Research yielded no information about Richard Niblock, identified as the project representative for Charles Luckman Associates for the James A. McClure Federal Building.

Description Architect
1961 1968 Original construction Charles F. Hummel with Charles Luckman
1969 Revisions to main lobby
1970 Alterations to planting areas Merle Derdall, LA
1971 Improvements to Cafeteria
1974 Painting and exterior repairs
1974 Miscellaneous space alterations
1978 Accessibility upgrades
1979 Basement storage fencing installed
1980 IRS space alterations
1981 Bankruptcy court consolidation and 4th floor upgrades Lombard Conrad Architects
1981 1983 Miscellaneous MEP upgrades and space alterations
1985 U.S. District Court expansion
1985 MEP alterations at 6th and 7th floors and penthouse Eidam and Associates Consulting Engineers
1986 U.S. Marshal space alterations (7th floor)
1986 HVAC and exterior maintenance
1989 First floor fire sprinklers installed Lombard Conrad Architects
1991 IRS Appeals Office renovation (3rd floor)
1993 Telephone switch room alterations
1993 Miscellaneous repairs and upgrades Hummel, LaMarche & Hunsucker
1995 6th floor repairs and alterations Hummel & Hunsucker
1995 Reroof
1999 2000 Geothermal system upgrade
2003 2004 First Impressions entry addition Hummel Architects
2009 U.S. Marshal space upgrades (7th floor)
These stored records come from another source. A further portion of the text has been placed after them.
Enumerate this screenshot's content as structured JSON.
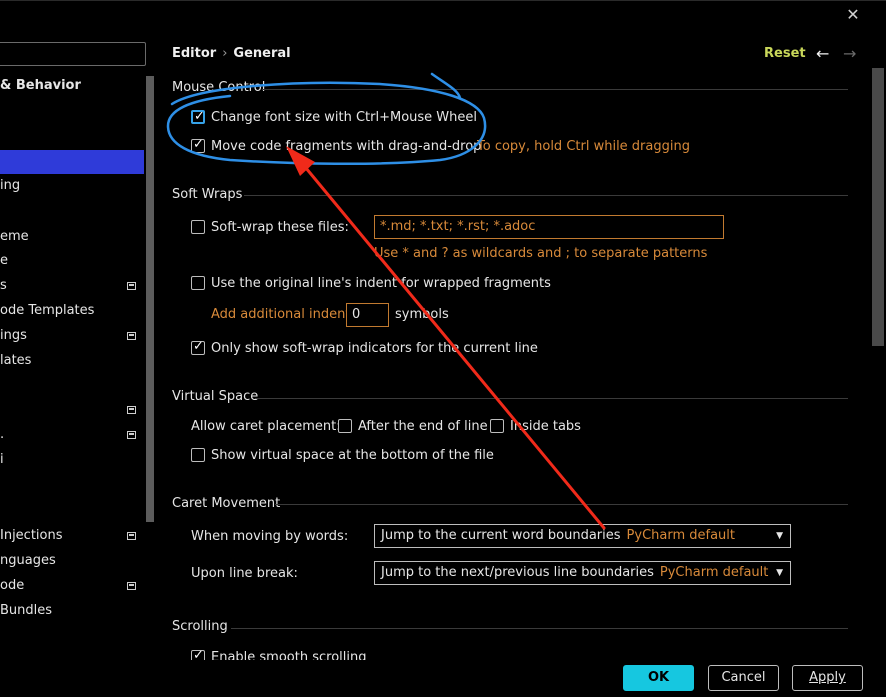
{
  "sidebar": {
    "items": [
      {
        "label": "& Behavior",
        "bold": true,
        "icon": false
      },
      {
        "label": "",
        "bold": false,
        "icon": false
      },
      {
        "label": "ing",
        "bold": false,
        "icon": false
      },
      {
        "label": "eme",
        "bold": false,
        "icon": false
      },
      {
        "label": "e",
        "bold": false,
        "icon": false
      },
      {
        "label": "s",
        "bold": false,
        "icon": true
      },
      {
        "label": "ode Templates",
        "bold": false,
        "icon": false
      },
      {
        "label": "ings",
        "bold": false,
        "icon": true
      },
      {
        "label": "lates",
        "bold": false,
        "icon": false
      },
      {
        "label": "",
        "bold": false,
        "icon": true
      },
      {
        "label": ".",
        "bold": false,
        "icon": true
      },
      {
        "label": "i",
        "bold": false,
        "icon": false
      },
      {
        "label": "Injections",
        "bold": false,
        "icon": true
      },
      {
        "label": "nguages",
        "bold": false,
        "icon": false
      },
      {
        "label": "ode",
        "bold": false,
        "icon": true
      },
      {
        "label": "Bundles",
        "bold": false,
        "icon": false
      }
    ]
  },
  "header": {
    "breadcrumb": [
      "Editor",
      "General"
    ],
    "reset_label": "Reset"
  },
  "mouse_control": {
    "title": "Mouse Control",
    "font_size_label": "Change font size with Ctrl+Mouse Wheel",
    "drag_label": "Move code fragments with drag-and-drop",
    "drag_hint": "To copy, hold Ctrl while dragging"
  },
  "soft_wraps": {
    "title": "Soft Wraps",
    "files_label": "Soft-wrap these files:",
    "files_value": "*.md; *.txt; *.rst; *.adoc",
    "files_hint": "Use * and ? as wildcards and ; to separate patterns",
    "indent_label": "Use the original line's indent for wrapped fragments",
    "additional_indent_label": "Add additional indent:",
    "additional_indent_value": "0",
    "symbols_label": "symbols",
    "indicators_label": "Only show soft-wrap indicators for the current line"
  },
  "virtual_space": {
    "title": "Virtual Space",
    "caret_label": "Allow caret placement:",
    "after_end_label": "After the end of line",
    "inside_tabs_label": "Inside tabs",
    "bottom_label": "Show virtual space at the bottom of the file"
  },
  "caret_movement": {
    "title": "Caret Movement",
    "words_label": "When moving by words:",
    "words_value": "Jump to the current word boundaries",
    "words_default": "PyCharm default",
    "break_label": "Upon line break:",
    "break_value": "Jump to the next/previous line boundaries",
    "break_default": "PyCharm default"
  },
  "scrolling": {
    "title": "Scrolling",
    "partial_label": "Enable smooth scrolling"
  },
  "buttons": {
    "ok": "OK",
    "cancel": "Cancel",
    "apply": "Apply"
  },
  "colors": {
    "accent_selection": "#2f3bd9",
    "ok_button": "#16c7e0",
    "hint_orange": "#d88a3a",
    "reset_yellow": "#c9d75a",
    "annotation_blue": "#2e8fe6",
    "annotation_red": "#f02a1a"
  }
}
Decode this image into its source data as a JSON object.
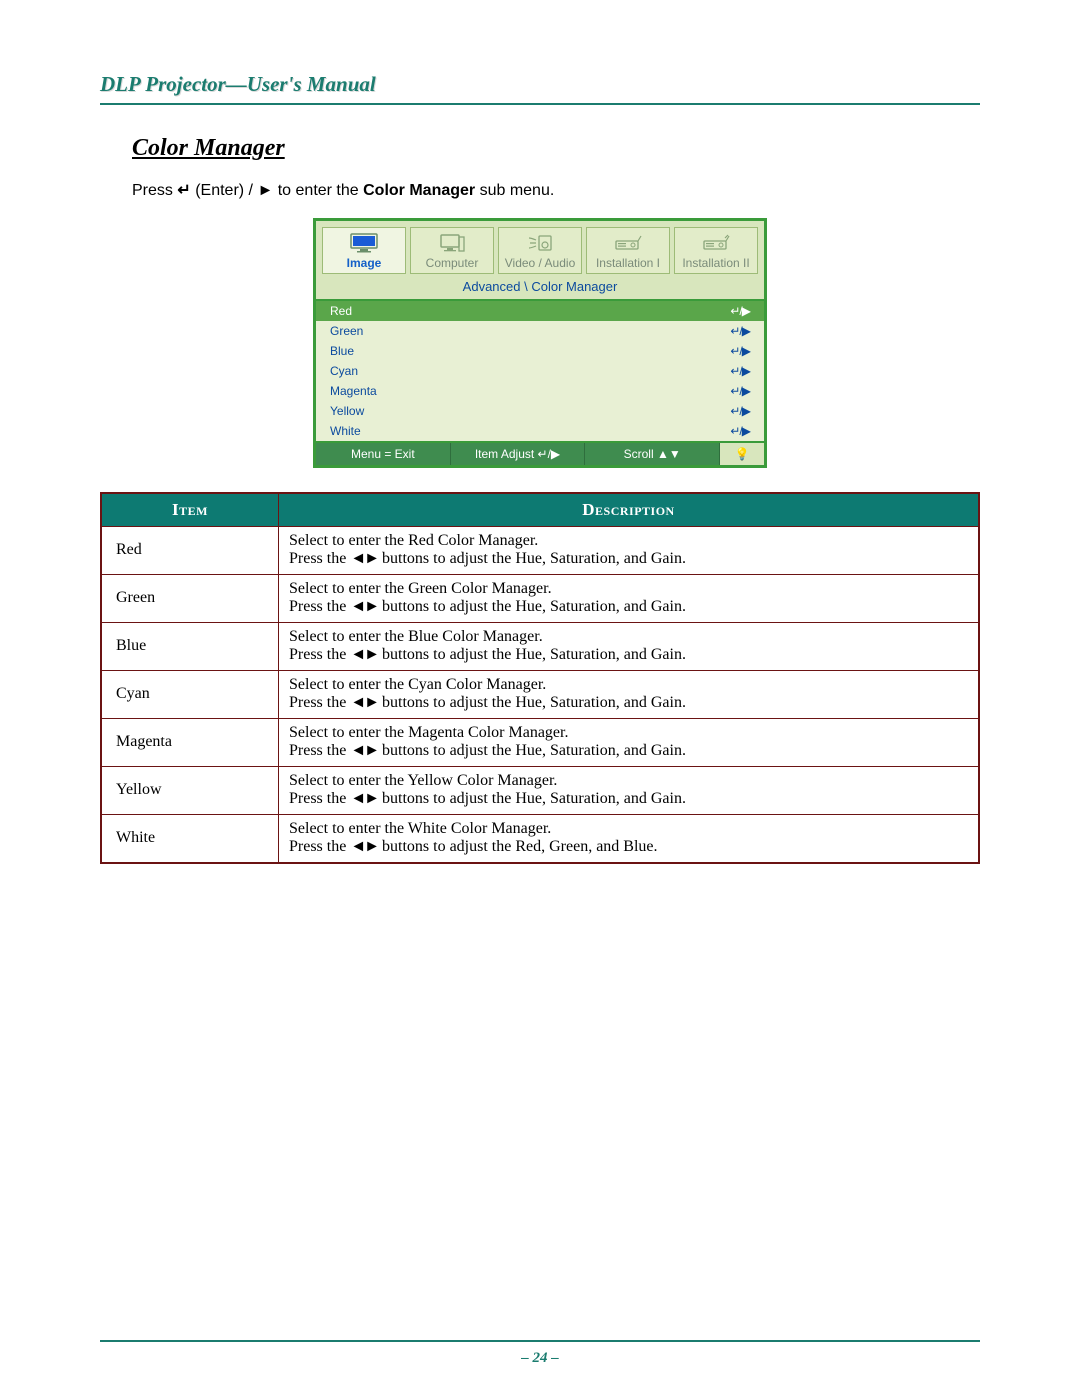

2010 2011 ARRA engergy conservation upgrades
2015 Site security upgrades
Last Reviewed: 2017-08-13